Government should come to grips with the risks posed by Artificial Intelligence (AI) technologies on the creative sector, which includes musicians and actors.
This is the view of KwaZulu-Natal performers, who rejected the Performers Protection Amendment Bill, meant to protect the interests of those in the creative industry against piracy and other forms of exploitation.
Addressing MPLs during the KZN Legislature debate on the Bill on Thursday, the legislature chairperson of the economic development and tourism committee, Nhlakanipho Ntombela, said KZN performers who attended public hearings organised by the committee objected to some aspects of the Bill.
ALSO READ | Performing artists very worried
“The artists felt that the Bill did not attend to their grievances,” he said.
Developed by the Department of Trade and Industry, the Performers Protection Amendment Bill, alongside the Copyright Amendment Bill, was the government’s response to the plight of artists, many of whom die poor despite having produced artistic material consumed by millions of people across the globe.
Among other things, AI technologies have the capability to recreate the voice of a singer. As things stand, South Africa has no laws to protect artists who fall victim to AI technologies.
According to the artists, AI represented an immediate danger, and yet the Performers Protection Bill, which the artists say was badly written, was silent on the matter.
“The bill as it is doesn’t protect the work of the creatives; it exposes them to exploitation,” Ntombela said.
The two bills were sent by national Parliament to the KZN Legislature for consideration. While members of the KZN Legislature were not part of the National Assembly deliberations on the measures, the provincial legislature, however, does have an influence on Parliament’s decisions over the matter.
Through the KZN Legislature, members who have been deployed to the National Council of Provinces (NCOP) have a say on the two bills.
During Thursday’s debate, the KZN Legislature resolved to instruct its representatives in the NCOP to abstain when the bills are put before Parliament’s second house for voting. This was after all the political parties represented in the KZN legislature, except the DA, resolved to abstain from voting on the two measures.
The DA resolved to vote against the two bills. DA KZN Legislature chief whip Imran Keeka said the legislature’s third biggest political party had no option but to vote against the two bills.
“This on the basis that they are fundamentally flawed and do not go far enough to make a real difference to the lives of those they seek to protect.
“Legislation that should give the parties greater control over their intellectual property — and the ability to receive fair compensation for performances — has essentially been rehashed and butchered. The newest iteration of both the bills is rejected by the DA.

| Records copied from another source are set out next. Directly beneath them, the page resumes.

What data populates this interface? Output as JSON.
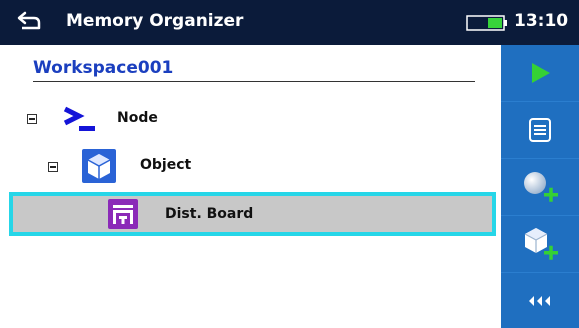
{
  "header": {
    "title": "Memory Organizer",
    "time": "13:10",
    "back_icon": "back-arrow-icon",
    "battery_icon": "battery-icon"
  },
  "workspace": {
    "name": "Workspace001"
  },
  "tree": {
    "node": {
      "label": "Node",
      "icon": "terminal-prompt-icon"
    },
    "object": {
      "label": "Object",
      "icon": "cube-icon"
    },
    "dist_board": {
      "label": "Dist. Board",
      "icon": "distribution-board-icon"
    }
  },
  "sidebar": {
    "buttons": [
      {
        "name": "play",
        "icon": "play-icon"
      },
      {
        "name": "list",
        "icon": "list-icon"
      },
      {
        "name": "add-structure",
        "icon": "add-sphere-icon"
      },
      {
        "name": "add-object",
        "icon": "add-cube-icon"
      },
      {
        "name": "more",
        "icon": "triple-arrow-left-icon"
      }
    ]
  },
  "colors": {
    "header_bg": "#0b1b3a",
    "sidebar_bg": "#1f6fc0",
    "selection_border": "#26d6e8",
    "selection_bg": "#c8c8c8",
    "workspace_text": "#1b3fbf"
  }
}
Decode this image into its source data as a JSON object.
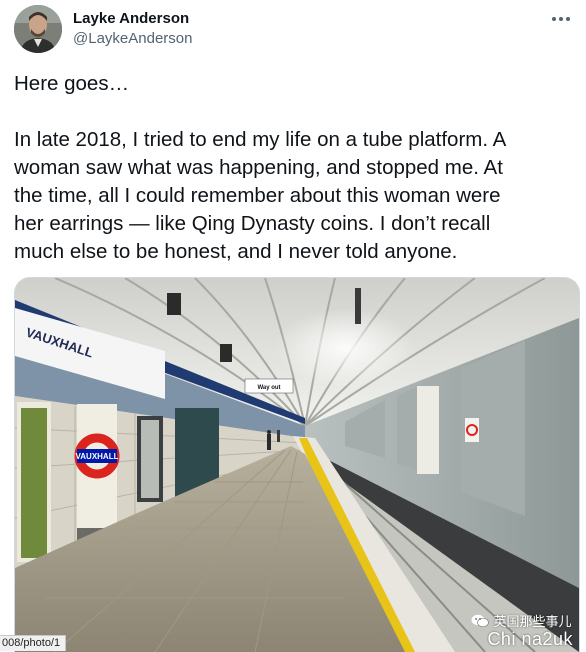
{
  "author": {
    "display_name": "Layke Anderson",
    "handle": "@LaykeAnderson"
  },
  "tweet": {
    "paragraphs": [
      "Here goes…",
      "In late 2018, I tried to end my life on a tube platform. A\nwoman saw what was happening, and stopped me. At\nthe time, all I could remember about this woman were\nher earrings — like Qing Dynasty coins. I don’t recall\nmuch else to be honest, and I never told anyone."
    ]
  },
  "photo": {
    "signs": {
      "wall_station_name": "VAUXHALL",
      "roundel_name": "VAUXHALL",
      "way_out": "Way out"
    }
  },
  "status_url": "008/photo/1",
  "watermark": {
    "line1": "英国那些事儿",
    "line2": "Chi na2uk"
  },
  "colors": {
    "text_primary": "#0f1419",
    "text_secondary": "#536471",
    "border": "#cfd9de",
    "roundel_red": "#dc241f",
    "roundel_blue": "#0019a8",
    "tactile_yellow": "#e8c419"
  },
  "icons": {
    "more": "more-horizontal-icon",
    "watermark": "wechat-icon"
  }
}
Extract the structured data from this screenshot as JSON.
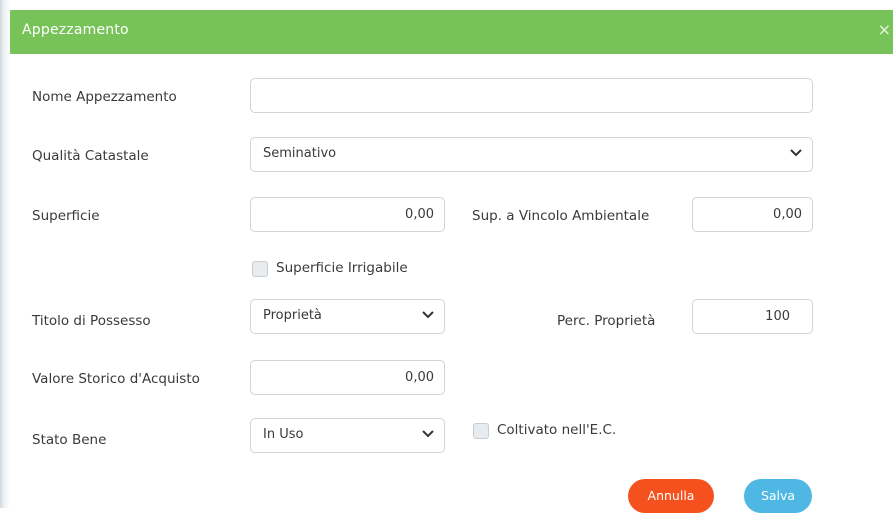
{
  "modal": {
    "title": "Appezzamento",
    "close_icon": "×"
  },
  "fields": {
    "nome_label": "Nome Appezzamento",
    "nome_value": "",
    "qualita_label": "Qualità Catastale",
    "qualita_value": "Seminativo",
    "superficie_label": "Superficie",
    "superficie_value": "0,00",
    "sup_vincolo_label": "Sup. a Vincolo Ambientale",
    "sup_vincolo_value": "0,00",
    "irrigabile_label": "Superficie Irrigabile",
    "titolo_label": "Titolo di Possesso",
    "titolo_value": "Proprietà",
    "perc_label": "Perc. Proprietà",
    "perc_value": "100",
    "valore_label": "Valore Storico d'Acquisto",
    "valore_value": "0,00",
    "stato_label": "Stato Bene",
    "stato_value": "In Uso",
    "coltivato_label": "Coltivato nell'E.C."
  },
  "buttons": {
    "cancel": "Annulla",
    "save": "Salva"
  },
  "colors": {
    "header": "#78c25a",
    "cancel": "#f4511e",
    "save": "#4fb7e3"
  },
  "icons": {
    "dropdown": "chevron-down-icon",
    "close": "close-icon"
  }
}
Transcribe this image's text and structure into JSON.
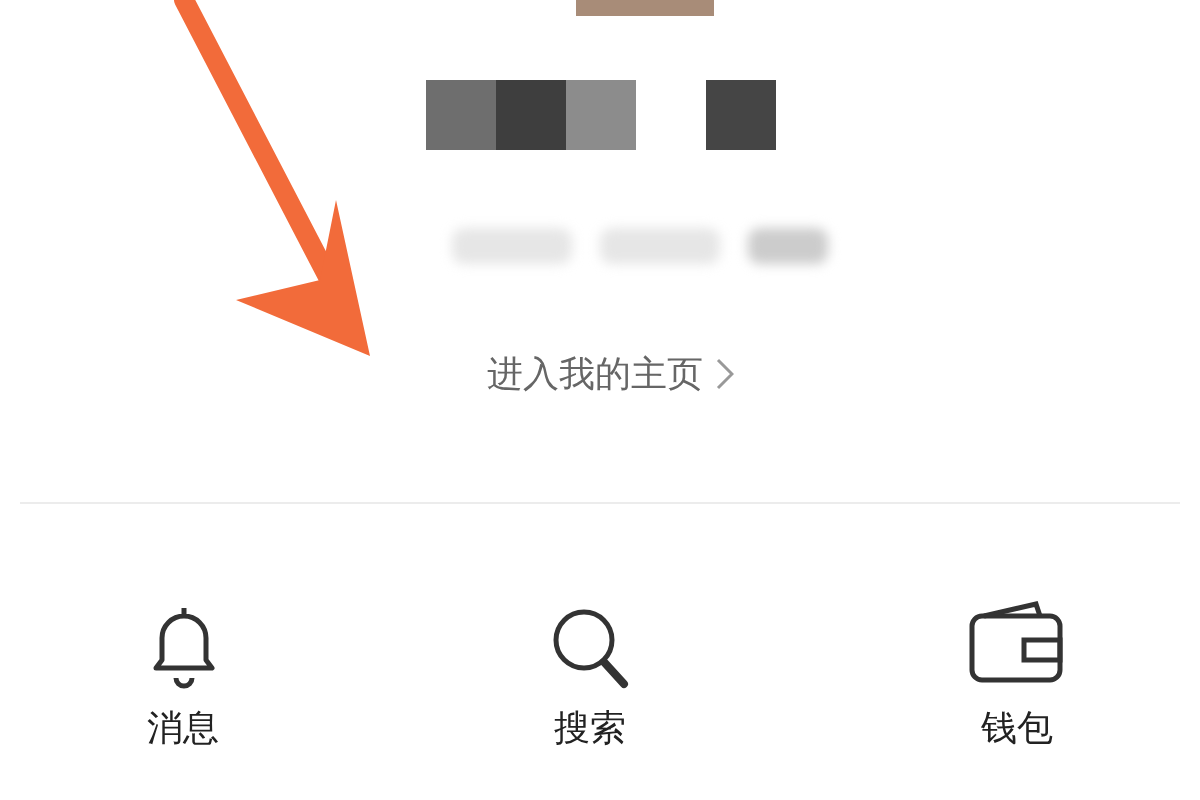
{
  "profile_link": {
    "label": "进入我的主页"
  },
  "shortcuts": [
    {
      "label": "消息",
      "kind": "bell"
    },
    {
      "label": "搜索",
      "kind": "search"
    },
    {
      "label": "钱包",
      "kind": "wallet"
    }
  ]
}
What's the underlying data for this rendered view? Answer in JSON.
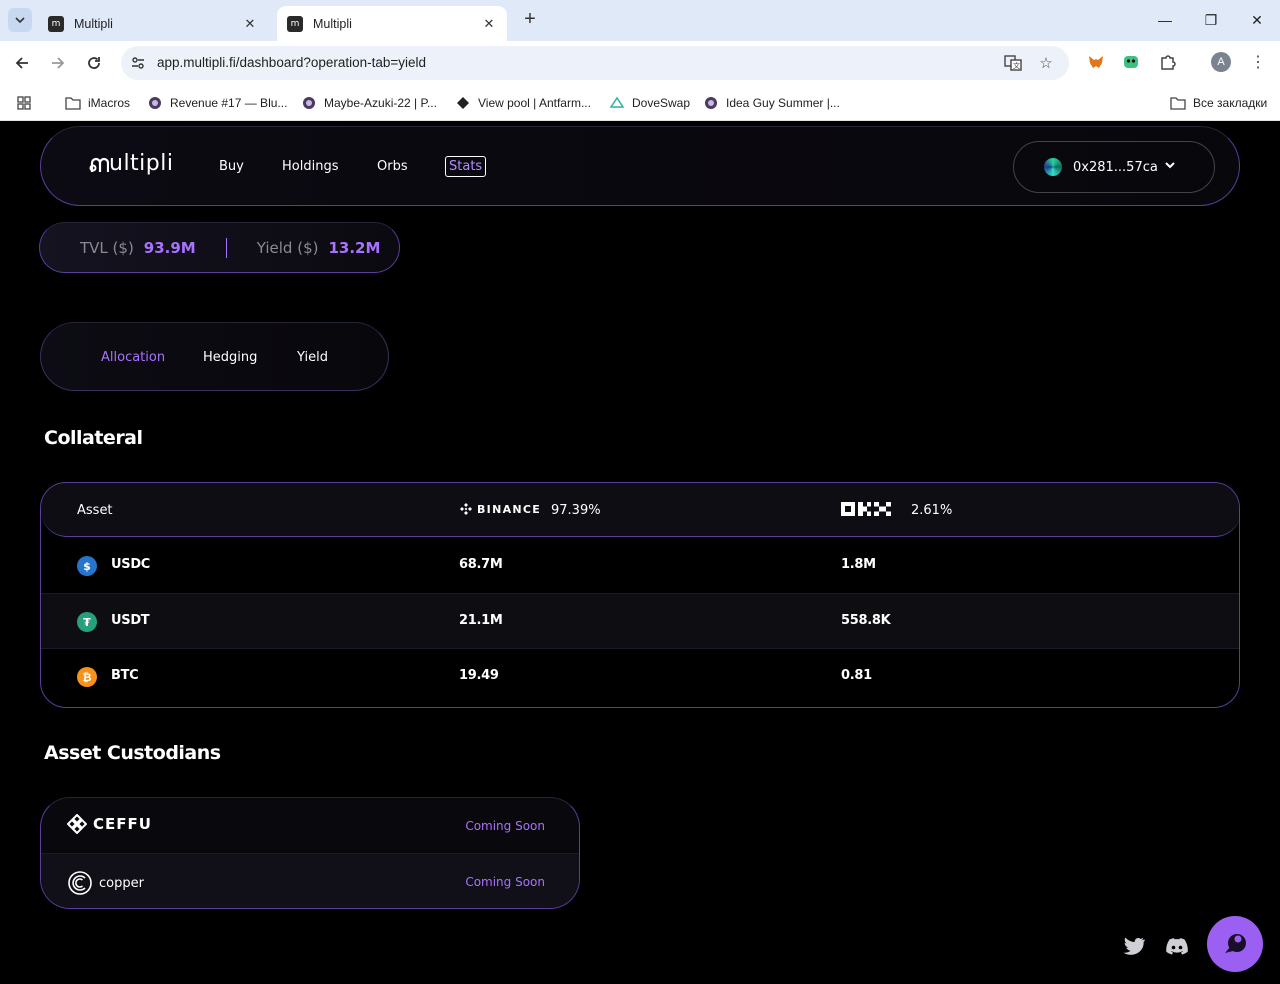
{
  "browser": {
    "tabs": [
      {
        "title": "Multipli",
        "favicon": "multipli-favicon",
        "active": false
      },
      {
        "title": "Multipli",
        "favicon": "multipli-favicon",
        "active": true
      }
    ],
    "url": "app.multipli.fi/dashboard?operation-tab=yield",
    "profile_initial": "A",
    "bookmarks": [
      {
        "label": "iMacros",
        "icon": "folder-icon"
      },
      {
        "label": "Revenue #17 — Blu...",
        "icon": "site-icon"
      },
      {
        "label": "Maybe-Azuki-22 | P...",
        "icon": "site-icon"
      },
      {
        "label": "View pool | Antfarm...",
        "icon": "site-icon"
      },
      {
        "label": "DoveSwap",
        "icon": "site-icon"
      },
      {
        "label": "Idea Guy Summer |...",
        "icon": "site-icon"
      }
    ],
    "all_bookmarks": "Все закладки"
  },
  "app": {
    "logo_text": "ultipli",
    "nav": [
      "Buy",
      "Holdings",
      "Orbs",
      "Stats"
    ],
    "active_nav": "Stats",
    "wallet": "0x281...57ca",
    "stats": {
      "tvl_label": "TVL ($)",
      "tvl_value": "93.9M",
      "yield_label": "Yield ($)",
      "yield_value": "13.2M"
    },
    "operation_tabs": [
      "Allocation",
      "Hedging",
      "Yield"
    ],
    "active_operation_tab": "Allocation",
    "collateral": {
      "title": "Collateral",
      "header": {
        "asset": "Asset",
        "binance_label": "BINANCE",
        "binance_pct": "97.39%",
        "okx_pct": "2.61%"
      },
      "rows": [
        {
          "asset": "USDC",
          "icon": "usdc-icon",
          "color": "#2775ca",
          "glyph": "$",
          "binance": "68.7M",
          "okx": "1.8M"
        },
        {
          "asset": "USDT",
          "icon": "usdt-icon",
          "color": "#26a17b",
          "glyph": "₮",
          "binance": "21.1M",
          "okx": "558.8K"
        },
        {
          "asset": "BTC",
          "icon": "btc-icon",
          "color": "#f7931a",
          "glyph": "₿",
          "binance": "19.49",
          "okx": "0.81"
        }
      ]
    },
    "custodians": {
      "title": "Asset Custodians",
      "rows": [
        {
          "name": "CEFFU",
          "status": "Coming Soon"
        },
        {
          "name": "copper",
          "status": "Coming Soon"
        }
      ]
    },
    "colors": {
      "accent": "#a872ff",
      "chat_button": "#9b5ff2",
      "border": "#5b3d9a"
    }
  }
}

A united stand against poorly-worded, out-of-sync legislation must be upheld in KZN
Last week, artists opposed to the two measures marched to the Gauteng Legislature in protest against the two bills. Renowned singer Yvonne Chaka Chaka warned that signing the two bills into law would create a “disaster”.
“Let’s fix it now … and I would have wished for the president and Parliament to have included us when this Bill was written,” she said.